__ASSIGNMENT__. For each line of the data below that contains "title", return that line.

__AVAILABLE DATA__.
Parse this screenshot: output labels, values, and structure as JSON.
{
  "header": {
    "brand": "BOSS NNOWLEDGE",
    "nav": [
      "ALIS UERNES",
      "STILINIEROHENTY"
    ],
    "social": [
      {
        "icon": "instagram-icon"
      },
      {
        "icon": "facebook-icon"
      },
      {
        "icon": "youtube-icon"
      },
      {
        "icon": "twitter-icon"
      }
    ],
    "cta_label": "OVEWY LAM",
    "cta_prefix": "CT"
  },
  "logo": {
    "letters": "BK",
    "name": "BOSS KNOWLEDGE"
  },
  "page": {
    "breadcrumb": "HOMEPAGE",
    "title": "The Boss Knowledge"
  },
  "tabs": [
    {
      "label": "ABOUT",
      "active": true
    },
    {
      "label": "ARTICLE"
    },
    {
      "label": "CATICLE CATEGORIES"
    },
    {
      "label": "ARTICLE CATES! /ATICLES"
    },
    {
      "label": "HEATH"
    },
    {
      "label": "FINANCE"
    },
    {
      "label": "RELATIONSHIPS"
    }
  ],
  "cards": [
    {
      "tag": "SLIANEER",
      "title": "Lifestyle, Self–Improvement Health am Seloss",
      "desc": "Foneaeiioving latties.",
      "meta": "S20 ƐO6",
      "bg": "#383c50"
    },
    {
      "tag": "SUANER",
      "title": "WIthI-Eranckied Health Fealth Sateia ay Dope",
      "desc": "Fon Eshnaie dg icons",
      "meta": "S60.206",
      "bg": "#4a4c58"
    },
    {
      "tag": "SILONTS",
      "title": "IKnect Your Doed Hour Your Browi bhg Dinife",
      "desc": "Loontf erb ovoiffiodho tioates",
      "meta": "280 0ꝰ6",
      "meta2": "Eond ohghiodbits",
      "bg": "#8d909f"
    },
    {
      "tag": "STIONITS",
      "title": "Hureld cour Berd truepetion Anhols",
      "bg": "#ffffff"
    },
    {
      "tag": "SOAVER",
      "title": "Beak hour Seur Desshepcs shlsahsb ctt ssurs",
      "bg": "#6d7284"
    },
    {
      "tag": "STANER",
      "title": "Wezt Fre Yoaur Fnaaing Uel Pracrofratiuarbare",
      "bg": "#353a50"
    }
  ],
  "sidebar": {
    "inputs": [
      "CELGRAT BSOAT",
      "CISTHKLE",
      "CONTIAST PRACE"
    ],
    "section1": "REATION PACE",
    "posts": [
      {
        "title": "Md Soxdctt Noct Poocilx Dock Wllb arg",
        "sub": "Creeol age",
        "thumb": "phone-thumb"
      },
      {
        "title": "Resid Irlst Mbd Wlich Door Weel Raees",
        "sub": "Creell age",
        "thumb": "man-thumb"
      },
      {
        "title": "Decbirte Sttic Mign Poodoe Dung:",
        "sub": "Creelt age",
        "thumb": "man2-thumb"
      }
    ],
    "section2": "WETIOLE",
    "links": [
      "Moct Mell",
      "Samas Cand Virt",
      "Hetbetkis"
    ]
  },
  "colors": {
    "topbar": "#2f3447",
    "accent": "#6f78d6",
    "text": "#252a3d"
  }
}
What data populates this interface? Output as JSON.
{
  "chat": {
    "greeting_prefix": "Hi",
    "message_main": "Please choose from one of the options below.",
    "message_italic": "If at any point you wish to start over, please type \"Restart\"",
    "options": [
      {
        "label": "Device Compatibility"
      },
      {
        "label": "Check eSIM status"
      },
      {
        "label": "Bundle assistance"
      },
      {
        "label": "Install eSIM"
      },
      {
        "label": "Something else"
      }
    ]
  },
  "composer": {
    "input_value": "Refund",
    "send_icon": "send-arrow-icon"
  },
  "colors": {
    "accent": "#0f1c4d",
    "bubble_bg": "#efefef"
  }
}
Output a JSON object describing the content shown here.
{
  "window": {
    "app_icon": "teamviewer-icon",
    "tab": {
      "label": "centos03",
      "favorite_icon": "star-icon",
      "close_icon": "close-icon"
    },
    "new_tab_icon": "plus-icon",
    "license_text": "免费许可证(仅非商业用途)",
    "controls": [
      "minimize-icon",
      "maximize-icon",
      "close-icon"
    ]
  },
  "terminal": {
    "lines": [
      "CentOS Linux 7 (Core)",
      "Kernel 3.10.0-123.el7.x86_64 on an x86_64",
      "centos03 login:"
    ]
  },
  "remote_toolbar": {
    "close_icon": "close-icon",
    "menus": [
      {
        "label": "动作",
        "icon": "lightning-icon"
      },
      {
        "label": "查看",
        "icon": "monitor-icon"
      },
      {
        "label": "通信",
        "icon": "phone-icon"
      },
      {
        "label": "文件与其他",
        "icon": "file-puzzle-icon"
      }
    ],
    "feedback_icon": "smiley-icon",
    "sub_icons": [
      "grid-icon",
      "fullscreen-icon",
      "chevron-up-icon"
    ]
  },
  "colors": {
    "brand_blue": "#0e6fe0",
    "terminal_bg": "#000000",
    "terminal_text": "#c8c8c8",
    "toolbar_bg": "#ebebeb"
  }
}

__ANSWER TO THIS EXERCISE__.
    "title": "The Boss Knowledge"
      "title": "Lifestyle, Self–Improvement Health am Seloss",
      "title": "WIthI-Eranckied Health Fealth Sateia ay Dope",
      "title": "IKnect Your Doed Hour Your Browi bhg Dinife",
      "title": "Hureld cour Berd truepetion Anhols",
      "title": "Beak hour Seur Desshepcs shlsahsb ctt ssurs",
      "title": "Wezt Fre Yoaur Fnaaing Uel Pracrofratiuarbare",
        "title": "Md Soxdctt Noct Poocilx Dock Wllb arg",
        "title": "Resid Irlst Mbd Wlich Door Weel Raees",
        "title": "Decbirte Sttic Mign Poodoe Dung:",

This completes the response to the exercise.